  10. 10. <ul><li>With such a narrow range for  subset pattern discrimination the number of input lines of a convergent subcircuit needs  to be rather small in order to preserve resolution. The percentage difference  between  patterns having 20 and 21 binary values is not as great as the difference  between patterns having 3 and 4 binary values. Consequently, Fukushima divided the  Cognitron into repeatable sections and to connect the sections he was forced to use  several layers. This use of multiple layers was to inspire other multilayered yet quite  different networks in the future (such as the hybrid network below). </li></ul>
  11. 11. <ul><li>In order to combat the ever  increasing line values due to ever increasing weight values Fukushima did not use simple  summation and subtraction operations for the convergent subcircuit node. Instead he  combined the positive and subtractive nodal inputs with a formula which slows the growth  of the output value. The exact equation is (e - h)/(1 + h) where e is the exitory or  additive input and h is the inhibitory or subtractive input. Also the gate comparitor  circuit, like all those found in all pre-multivalued logic neural networks, is based upon  lateral inhibition. </li></ul>
  12. 12. <ul><li>The many layers and sections of  the Cognitron allowed it to be modified so that it could respond in the same way (having  the same final output) to the same object moved around in a visual field. This  modification was called the Neocognitron by Fukushima who published it in 1980. All that  was done was to add another set of summation nodes (effectively acting as logical OR  operations) after a layer's gate comparitor which summed all the outputs from all the  convergent subcircuits in the same location of each section. (see figure 17). </li></ul>

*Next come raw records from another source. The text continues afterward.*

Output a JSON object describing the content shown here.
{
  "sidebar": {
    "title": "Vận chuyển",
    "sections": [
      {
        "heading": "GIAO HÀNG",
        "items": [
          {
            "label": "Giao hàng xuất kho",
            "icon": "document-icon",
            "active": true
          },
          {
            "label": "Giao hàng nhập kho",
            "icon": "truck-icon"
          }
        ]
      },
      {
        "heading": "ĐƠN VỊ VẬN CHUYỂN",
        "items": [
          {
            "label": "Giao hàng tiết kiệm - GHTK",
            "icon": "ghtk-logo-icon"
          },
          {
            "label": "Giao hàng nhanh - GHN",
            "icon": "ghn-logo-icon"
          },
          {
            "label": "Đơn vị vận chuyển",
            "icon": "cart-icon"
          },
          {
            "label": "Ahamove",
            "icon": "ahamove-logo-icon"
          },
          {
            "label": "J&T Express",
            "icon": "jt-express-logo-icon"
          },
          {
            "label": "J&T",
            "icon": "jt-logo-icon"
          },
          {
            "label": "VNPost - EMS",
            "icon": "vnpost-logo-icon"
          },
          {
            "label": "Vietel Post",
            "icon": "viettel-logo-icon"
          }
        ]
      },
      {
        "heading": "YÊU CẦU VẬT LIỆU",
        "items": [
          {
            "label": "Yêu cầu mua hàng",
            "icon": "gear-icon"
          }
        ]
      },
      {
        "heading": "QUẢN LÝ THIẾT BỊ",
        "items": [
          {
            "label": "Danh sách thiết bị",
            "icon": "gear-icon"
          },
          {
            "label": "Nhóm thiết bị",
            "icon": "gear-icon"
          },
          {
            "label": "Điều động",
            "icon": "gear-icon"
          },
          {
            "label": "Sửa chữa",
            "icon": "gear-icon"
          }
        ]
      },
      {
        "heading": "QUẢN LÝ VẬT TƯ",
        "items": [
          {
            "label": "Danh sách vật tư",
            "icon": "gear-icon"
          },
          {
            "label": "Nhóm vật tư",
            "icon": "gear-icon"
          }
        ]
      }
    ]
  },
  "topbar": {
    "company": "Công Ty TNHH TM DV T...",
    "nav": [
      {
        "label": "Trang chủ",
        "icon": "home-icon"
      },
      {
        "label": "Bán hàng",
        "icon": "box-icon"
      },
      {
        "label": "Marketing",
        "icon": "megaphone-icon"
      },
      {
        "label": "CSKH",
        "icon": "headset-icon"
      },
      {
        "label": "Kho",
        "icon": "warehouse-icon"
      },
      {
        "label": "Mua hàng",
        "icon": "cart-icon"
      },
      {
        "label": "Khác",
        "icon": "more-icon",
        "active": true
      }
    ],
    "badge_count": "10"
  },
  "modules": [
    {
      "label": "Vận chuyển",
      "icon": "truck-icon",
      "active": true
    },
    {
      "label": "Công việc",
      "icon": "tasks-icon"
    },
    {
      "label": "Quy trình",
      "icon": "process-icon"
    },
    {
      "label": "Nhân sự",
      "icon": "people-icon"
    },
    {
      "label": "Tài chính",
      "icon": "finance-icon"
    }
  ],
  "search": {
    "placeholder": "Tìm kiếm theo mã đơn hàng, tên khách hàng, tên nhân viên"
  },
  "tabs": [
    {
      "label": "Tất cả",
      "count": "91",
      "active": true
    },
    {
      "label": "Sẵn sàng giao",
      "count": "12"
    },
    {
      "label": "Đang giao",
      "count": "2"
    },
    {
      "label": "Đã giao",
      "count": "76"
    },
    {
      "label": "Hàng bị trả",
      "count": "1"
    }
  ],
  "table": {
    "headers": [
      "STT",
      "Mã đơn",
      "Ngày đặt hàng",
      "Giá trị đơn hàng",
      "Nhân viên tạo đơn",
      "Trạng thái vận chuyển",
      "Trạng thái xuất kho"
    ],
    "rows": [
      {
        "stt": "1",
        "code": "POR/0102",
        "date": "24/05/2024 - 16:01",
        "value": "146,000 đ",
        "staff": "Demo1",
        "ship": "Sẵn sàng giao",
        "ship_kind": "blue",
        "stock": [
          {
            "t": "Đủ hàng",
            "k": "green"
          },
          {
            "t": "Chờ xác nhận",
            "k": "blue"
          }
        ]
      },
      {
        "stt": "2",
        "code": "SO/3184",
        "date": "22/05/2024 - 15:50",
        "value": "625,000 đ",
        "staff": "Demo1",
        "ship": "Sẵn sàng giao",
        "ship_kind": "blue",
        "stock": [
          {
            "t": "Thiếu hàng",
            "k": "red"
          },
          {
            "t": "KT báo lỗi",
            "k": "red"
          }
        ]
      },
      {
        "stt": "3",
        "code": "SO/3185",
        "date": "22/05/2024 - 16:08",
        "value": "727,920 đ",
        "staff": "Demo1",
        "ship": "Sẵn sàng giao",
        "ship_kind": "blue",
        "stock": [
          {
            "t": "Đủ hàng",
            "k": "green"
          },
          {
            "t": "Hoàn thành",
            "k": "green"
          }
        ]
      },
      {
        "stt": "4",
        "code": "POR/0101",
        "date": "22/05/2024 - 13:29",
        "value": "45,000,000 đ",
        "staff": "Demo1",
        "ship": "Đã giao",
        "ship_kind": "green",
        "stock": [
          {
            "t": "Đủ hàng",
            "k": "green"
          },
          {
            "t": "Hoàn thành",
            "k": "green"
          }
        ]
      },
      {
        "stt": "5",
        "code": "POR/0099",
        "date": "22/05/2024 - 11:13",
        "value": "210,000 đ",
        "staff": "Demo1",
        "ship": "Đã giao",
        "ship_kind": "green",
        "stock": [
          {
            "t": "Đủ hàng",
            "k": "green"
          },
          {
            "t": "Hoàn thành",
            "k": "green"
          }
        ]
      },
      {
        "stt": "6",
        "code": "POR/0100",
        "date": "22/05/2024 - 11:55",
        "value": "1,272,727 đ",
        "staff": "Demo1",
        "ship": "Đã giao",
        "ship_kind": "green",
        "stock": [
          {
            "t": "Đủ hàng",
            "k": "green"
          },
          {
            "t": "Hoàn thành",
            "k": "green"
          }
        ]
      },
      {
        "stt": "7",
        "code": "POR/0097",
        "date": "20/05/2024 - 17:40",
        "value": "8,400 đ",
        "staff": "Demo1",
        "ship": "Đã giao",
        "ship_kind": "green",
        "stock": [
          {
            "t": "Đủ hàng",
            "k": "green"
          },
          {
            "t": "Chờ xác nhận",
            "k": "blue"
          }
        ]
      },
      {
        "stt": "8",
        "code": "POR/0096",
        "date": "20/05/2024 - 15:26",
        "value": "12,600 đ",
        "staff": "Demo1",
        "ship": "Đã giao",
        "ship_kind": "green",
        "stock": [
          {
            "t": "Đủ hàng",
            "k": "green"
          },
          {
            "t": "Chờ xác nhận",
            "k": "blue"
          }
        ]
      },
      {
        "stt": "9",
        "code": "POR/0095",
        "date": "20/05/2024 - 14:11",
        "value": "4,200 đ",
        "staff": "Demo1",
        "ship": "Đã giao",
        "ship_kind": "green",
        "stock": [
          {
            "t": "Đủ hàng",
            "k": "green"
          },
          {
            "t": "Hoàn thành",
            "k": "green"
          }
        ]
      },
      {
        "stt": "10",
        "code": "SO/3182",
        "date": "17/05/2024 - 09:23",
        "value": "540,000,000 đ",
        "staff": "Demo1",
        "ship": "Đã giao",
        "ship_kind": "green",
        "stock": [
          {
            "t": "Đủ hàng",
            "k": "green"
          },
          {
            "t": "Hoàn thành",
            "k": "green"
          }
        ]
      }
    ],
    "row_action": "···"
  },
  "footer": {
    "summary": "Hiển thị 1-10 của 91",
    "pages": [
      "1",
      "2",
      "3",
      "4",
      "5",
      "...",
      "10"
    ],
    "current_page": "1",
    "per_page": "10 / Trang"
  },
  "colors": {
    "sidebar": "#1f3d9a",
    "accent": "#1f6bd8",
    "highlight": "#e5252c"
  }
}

  13. 13. <ul><li>If a feature  pattern was moved it would be in the same location in some new section has it had been in  its old previously learned section. Consequently it would activate the same OR-like  summation node as before to effect position independence which is limited only by the  degree of overlap between sections (if the sections do not overlap very much then the  pattern would have a low probability of being in its exact relative location in the new  section). </li></ul>
  14. 14.                                    
  15. 15. Bibliografia <ul><li>Fukushima, K (1975) Cognitron: A Self-organizing Multilayered  Neural Network, Biological Cybernetics, 20:121-136 </li></ul><ul><li>Fukushima, K (1980) Neocognitron: A Self-organizing Neural  Network Model for a Mechanism of Pattern Recognition Unaffected by Shift in Position, Biological  Cybernetics 36, 193-202 </li></ul>
  16. 16. Prof. Shun-ichi Amari <ul><li>Laboratory For Mathematical Neuroscience Brain Science Institute The Institute of Physical and Chemical Research (RIKEN) Hirosawa, 2-1, Wako-shi, Saitama, 351-0198, Japan Phone: +81-48-467-9669 (dial-in) Fax: +81-48-462-4687 E-mail: amari @ brain . riken . go . jp </li></ul>